Talks to restructure Puerto Rico power company debt fail
Mediation talks to restructure more than $9 billion in debt held by Puerto Rico’s power company failed, officials announced Saturday, raising concerns about the future of the bankrupt government agency.
A federal control board that oversees Puerto Rico’s finances said the impasse with bondholders means it would resume litigation against them in an attempt to restructure the debt, warning that any cost associated with debt repayment would be passed along to consumers.
Gov. Pedro Pierluisi said the mediation did not achieve the desired outcome: “My administration cannot accept a deal that unduly strains the wallets of our hard-working families, or the resources businesses need to fuel our economy and create and maintain jobs on the island.”
In a press conference on Saturday, Pierluisi said the power company will remain in a state of bankruptcy given pending litigations.
Creditors could not be immediately reached for comment.
Board member Justin Peterson criticized the board for abandoning mediation efforts as he advocated for bondholders to be paid and said that a deal to end bankruptcy and avoid expensive and lengthy litigation “was clearly in reach.”
“It would have catalyzed much-needed private sector investment to rebuild and modernize Puerto Rico’s grid and would have provided the citizens...with cleaner, more reliable and more affordable power,” he said. “Now, all of this could be delayed for years.”

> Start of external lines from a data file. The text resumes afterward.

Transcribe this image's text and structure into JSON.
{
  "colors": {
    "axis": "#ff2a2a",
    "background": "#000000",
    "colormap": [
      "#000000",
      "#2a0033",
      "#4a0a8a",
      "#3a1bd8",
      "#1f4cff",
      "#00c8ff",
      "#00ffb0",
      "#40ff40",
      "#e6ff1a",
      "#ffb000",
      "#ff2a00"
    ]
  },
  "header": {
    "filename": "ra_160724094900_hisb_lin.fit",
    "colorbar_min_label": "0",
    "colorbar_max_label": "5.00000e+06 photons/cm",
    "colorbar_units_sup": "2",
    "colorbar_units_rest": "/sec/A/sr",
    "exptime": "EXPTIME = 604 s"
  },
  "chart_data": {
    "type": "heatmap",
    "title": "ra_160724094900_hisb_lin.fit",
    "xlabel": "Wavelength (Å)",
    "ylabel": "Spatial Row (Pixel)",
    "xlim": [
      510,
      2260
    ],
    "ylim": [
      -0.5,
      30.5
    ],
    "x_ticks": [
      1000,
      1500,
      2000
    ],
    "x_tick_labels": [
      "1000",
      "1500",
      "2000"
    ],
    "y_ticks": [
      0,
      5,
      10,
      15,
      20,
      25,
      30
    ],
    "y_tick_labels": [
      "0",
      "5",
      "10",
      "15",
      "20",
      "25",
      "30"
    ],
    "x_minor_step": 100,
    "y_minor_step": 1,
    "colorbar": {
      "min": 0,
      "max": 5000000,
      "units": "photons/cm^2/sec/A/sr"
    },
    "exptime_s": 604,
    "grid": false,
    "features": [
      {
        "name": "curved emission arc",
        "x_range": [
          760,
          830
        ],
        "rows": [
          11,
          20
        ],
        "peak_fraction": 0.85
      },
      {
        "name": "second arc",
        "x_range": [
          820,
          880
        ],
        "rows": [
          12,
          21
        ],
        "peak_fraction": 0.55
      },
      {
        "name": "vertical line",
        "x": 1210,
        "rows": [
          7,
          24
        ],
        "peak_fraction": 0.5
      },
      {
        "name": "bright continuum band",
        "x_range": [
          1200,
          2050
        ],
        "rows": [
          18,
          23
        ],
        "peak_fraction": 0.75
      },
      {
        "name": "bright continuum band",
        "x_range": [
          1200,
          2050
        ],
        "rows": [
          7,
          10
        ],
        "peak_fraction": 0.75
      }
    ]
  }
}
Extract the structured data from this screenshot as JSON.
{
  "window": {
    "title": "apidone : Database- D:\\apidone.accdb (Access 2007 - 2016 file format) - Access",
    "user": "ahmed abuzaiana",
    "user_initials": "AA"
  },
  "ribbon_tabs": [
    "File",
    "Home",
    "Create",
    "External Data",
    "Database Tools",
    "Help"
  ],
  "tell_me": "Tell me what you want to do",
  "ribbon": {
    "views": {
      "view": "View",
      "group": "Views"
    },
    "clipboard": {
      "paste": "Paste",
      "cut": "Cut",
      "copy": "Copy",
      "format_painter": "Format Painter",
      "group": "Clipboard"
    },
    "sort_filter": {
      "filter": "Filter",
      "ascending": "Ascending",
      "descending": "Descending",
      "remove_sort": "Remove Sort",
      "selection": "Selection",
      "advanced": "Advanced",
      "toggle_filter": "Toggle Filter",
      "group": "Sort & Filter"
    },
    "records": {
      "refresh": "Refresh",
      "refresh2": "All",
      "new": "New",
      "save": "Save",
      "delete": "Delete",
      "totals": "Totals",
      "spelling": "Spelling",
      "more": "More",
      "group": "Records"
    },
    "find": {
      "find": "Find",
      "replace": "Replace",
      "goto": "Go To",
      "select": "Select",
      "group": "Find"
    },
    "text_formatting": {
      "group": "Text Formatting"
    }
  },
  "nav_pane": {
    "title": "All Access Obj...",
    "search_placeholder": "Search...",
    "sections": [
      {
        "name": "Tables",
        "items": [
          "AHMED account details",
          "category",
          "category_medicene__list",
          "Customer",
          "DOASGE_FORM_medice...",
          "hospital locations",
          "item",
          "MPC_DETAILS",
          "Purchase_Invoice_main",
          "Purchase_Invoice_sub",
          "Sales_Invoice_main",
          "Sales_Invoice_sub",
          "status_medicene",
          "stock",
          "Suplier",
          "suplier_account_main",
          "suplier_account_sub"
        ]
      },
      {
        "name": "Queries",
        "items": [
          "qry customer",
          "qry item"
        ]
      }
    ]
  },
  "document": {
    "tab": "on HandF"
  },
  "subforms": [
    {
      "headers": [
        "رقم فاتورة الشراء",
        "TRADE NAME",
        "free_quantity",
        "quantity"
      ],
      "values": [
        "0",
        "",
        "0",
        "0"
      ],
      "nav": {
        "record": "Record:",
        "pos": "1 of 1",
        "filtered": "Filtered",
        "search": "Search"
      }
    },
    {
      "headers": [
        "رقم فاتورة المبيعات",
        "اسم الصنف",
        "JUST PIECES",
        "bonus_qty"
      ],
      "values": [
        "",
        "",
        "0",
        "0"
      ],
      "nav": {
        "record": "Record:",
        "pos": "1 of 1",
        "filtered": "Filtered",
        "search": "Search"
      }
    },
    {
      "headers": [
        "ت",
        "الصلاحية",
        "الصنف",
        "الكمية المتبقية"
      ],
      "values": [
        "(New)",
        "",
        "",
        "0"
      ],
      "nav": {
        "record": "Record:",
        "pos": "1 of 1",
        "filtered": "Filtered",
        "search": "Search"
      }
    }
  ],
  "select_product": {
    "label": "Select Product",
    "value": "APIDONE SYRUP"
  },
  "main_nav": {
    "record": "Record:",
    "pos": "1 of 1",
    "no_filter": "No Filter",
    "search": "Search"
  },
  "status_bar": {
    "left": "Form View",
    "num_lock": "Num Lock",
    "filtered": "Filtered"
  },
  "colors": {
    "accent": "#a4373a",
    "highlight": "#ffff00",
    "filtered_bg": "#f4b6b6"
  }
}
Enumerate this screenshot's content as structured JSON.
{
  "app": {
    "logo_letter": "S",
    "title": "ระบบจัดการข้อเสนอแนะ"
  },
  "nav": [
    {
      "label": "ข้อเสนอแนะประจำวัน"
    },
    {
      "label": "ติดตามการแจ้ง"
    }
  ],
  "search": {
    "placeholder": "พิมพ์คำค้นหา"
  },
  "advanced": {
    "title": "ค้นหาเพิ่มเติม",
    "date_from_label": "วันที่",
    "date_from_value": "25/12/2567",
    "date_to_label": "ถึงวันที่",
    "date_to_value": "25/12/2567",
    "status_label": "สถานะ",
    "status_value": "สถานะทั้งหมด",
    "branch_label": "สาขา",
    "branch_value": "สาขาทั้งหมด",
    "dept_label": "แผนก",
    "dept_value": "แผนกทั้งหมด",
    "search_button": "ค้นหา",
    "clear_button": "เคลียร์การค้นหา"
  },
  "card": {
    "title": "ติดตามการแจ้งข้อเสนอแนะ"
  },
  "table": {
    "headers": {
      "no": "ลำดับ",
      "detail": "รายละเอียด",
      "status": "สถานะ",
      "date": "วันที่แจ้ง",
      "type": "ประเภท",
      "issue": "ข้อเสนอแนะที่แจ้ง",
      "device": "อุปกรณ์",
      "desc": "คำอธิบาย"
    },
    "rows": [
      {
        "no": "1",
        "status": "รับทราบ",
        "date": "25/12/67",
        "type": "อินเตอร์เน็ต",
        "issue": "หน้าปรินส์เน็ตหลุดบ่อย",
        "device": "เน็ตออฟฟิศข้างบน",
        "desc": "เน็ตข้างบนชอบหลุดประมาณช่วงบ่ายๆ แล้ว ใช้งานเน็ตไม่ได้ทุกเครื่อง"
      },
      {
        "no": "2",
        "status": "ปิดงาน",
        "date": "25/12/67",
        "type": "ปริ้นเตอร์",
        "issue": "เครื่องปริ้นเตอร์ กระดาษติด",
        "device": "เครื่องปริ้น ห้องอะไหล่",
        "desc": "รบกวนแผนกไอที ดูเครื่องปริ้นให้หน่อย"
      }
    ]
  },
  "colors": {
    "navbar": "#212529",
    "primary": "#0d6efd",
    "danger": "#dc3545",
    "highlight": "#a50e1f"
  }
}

Puerto Rico’s power grid remains frail after Hurricane Maria razed it in 2017, with outages reported daily. The grid was already crumbling before the storm hit as a result of aging infrastructure and a lack of maintenance.
The failed talks come after Gov. Pedro Pierluisi announced in early March that his administration was scrapping a proposed debt restructuring deal for the island’s Electric Power Authority that was several years in the making because it wasn’t feasible or in Puerto Rico’s best interest.
The power company’s debt is the largest of any government agency, and economists have said that restructuring it would help boost economic development on an island mired in a deep economic crisis.
It is one of two government agencies whose debt have yet to be restructured more than five years after Puerto Rico’s government filed for the largest municipal bankruptcy in history. Puerto Rico’s Highways and Transportation Authority still holds $5.8 billion in debt.